At a glance

Art & Architecture Library

Technical considerations

The VRC’s images, accessed through the ImageBase, are high-quality JPGs that measure 1280-1600 pixels on the longest side. There are many variables that go in to presenting these and other images well, including the original source's image quality, your computing environment (graphics card, calibration, etc.), the quality of the projector, and the ambient light in classroom. The VRC has a color calibration tool called the Spyder which is available for Art Department faculty check-out.

A quick guide to working with digital images:


A good rule of thumb is to use images between 1200-1600 pixels on the long side. If you would like to zoom you will need an image that is at least 1600 pixels on the long side. Bigger is generally better.

Note that while you can resize large images down to a smaller size, the opposite is not true. You cannot go from small to big without the image becoming pixilated.

Do not use tiff (TIF) files, as they are too large and may freeze your presentation.

If you use Google Images as your source, sort by "large images" to get good presentation size images. The dimensions will be listed under the image on the search result page. You can choose to search "extra large images" but will likely have to size them down for use in your presentation software.

There are a variety of presentation programs available to use including PowerPoint, Keynote, ARTstor’s Offline Image Viewer, and Prezi.

Creating and editing:

The Art & Architecture Library has flatbed scanners available if you would like to scan your own images. A good setting would be 1200 pixels on the long side, scanned at 150 DPI.

You can use photo editing programs online to downsize large images. Try Photoshop Express, Gimp, or FotoFlexer.

If you have an unidentified image you’d like to find more information for, try a google image search. Go to Google images ( and drag and drop an image into the search box. Please note that this feature only works with Firefox.
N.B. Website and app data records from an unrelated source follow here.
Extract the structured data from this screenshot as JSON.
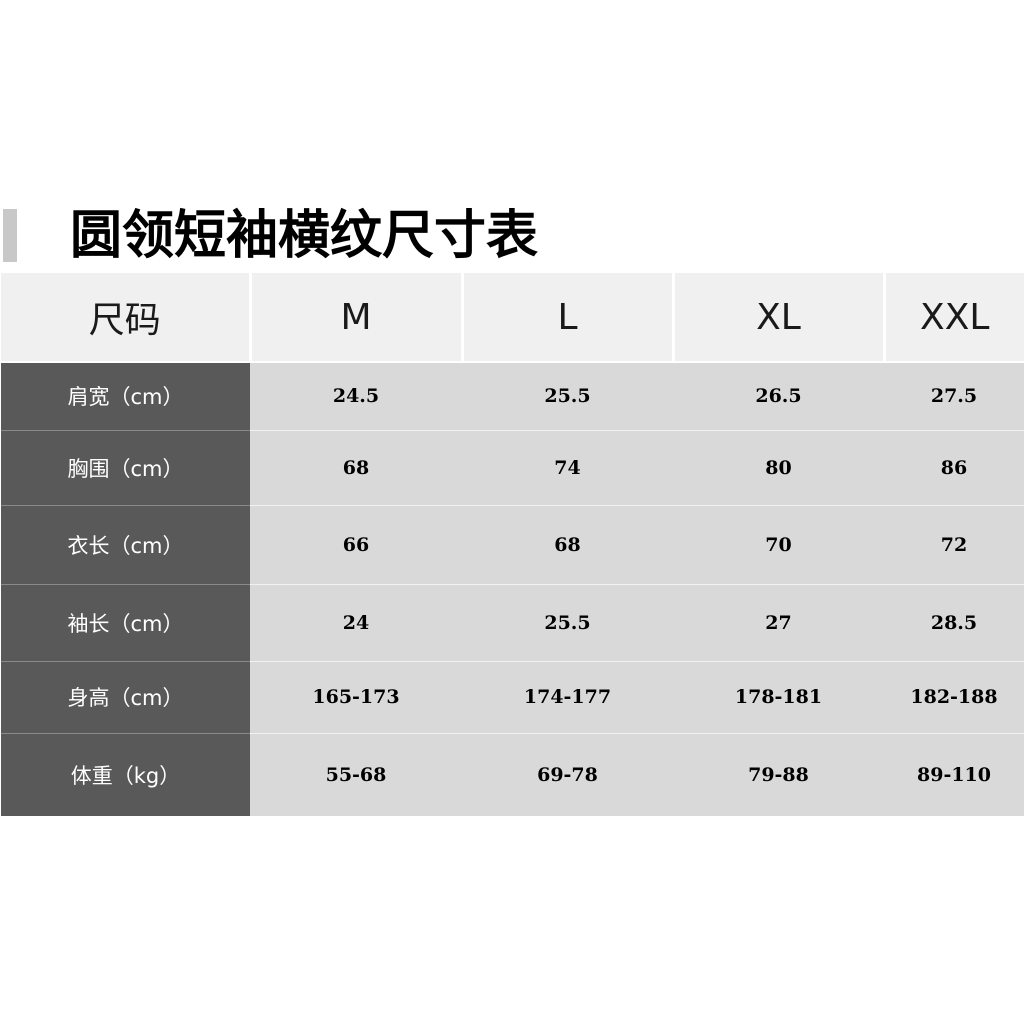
{
  "title": "圆领短袖横纹尺寸表",
  "table": {
    "corner": "尺码",
    "sizes": [
      "M",
      "L",
      "XL",
      "XXL"
    ],
    "rows": [
      {
        "label": "肩宽（cm）",
        "values": [
          "24.5",
          "25.5",
          "26.5",
          "27.5"
        ]
      },
      {
        "label": "胸围（cm）",
        "values": [
          "68",
          "74",
          "80",
          "86"
        ]
      },
      {
        "label": "衣长（cm）",
        "values": [
          "66",
          "68",
          "70",
          "72"
        ]
      },
      {
        "label": "袖长（cm）",
        "values": [
          "24",
          "25.5",
          "27",
          "28.5"
        ]
      },
      {
        "label": "身高（cm）",
        "values": [
          "165-173",
          "174-177",
          "178-181",
          "182-188"
        ]
      },
      {
        "label": "体重（kg）",
        "values": [
          "55-68",
          "69-78",
          "79-88",
          "89-110"
        ]
      }
    ]
  },
  "colors": {
    "header_bg": "#f0f0f0",
    "label_bg": "#595959",
    "value_bg": "#d9d9d9",
    "accent_bar": "#c8c8c8"
  }
}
This page provides a good discussion of DPI.


To organize images on your personal computer try Picasa, Media Pro, or Lightroom.